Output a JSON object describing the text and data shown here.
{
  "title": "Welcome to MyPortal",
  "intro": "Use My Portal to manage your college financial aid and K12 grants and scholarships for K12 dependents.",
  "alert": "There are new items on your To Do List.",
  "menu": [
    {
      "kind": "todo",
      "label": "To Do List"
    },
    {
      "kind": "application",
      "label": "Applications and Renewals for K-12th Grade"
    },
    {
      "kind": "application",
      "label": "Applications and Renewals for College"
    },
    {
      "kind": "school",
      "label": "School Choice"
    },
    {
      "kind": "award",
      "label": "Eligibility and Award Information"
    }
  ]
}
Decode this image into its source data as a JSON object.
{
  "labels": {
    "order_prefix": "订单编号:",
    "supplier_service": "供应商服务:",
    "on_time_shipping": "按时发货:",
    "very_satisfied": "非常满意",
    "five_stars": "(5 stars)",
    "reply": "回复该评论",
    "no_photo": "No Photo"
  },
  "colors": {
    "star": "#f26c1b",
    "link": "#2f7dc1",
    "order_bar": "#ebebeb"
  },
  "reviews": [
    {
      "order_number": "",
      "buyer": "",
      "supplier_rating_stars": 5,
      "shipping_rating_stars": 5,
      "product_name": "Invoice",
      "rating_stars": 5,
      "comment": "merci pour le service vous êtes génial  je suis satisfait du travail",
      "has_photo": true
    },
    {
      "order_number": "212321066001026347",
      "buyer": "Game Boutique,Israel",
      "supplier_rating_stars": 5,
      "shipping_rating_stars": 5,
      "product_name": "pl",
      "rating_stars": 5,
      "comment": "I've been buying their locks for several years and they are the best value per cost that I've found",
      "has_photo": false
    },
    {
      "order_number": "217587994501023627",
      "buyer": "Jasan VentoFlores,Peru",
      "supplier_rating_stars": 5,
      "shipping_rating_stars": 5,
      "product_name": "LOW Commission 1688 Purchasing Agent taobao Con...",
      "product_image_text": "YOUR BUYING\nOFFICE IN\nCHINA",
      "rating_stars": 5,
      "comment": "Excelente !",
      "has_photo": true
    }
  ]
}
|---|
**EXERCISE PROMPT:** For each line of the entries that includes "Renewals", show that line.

**ANSWER SPACE:**
      "label": "Applications and Renewals for K-12th Grade"
      "label": "Applications and Renewals for College"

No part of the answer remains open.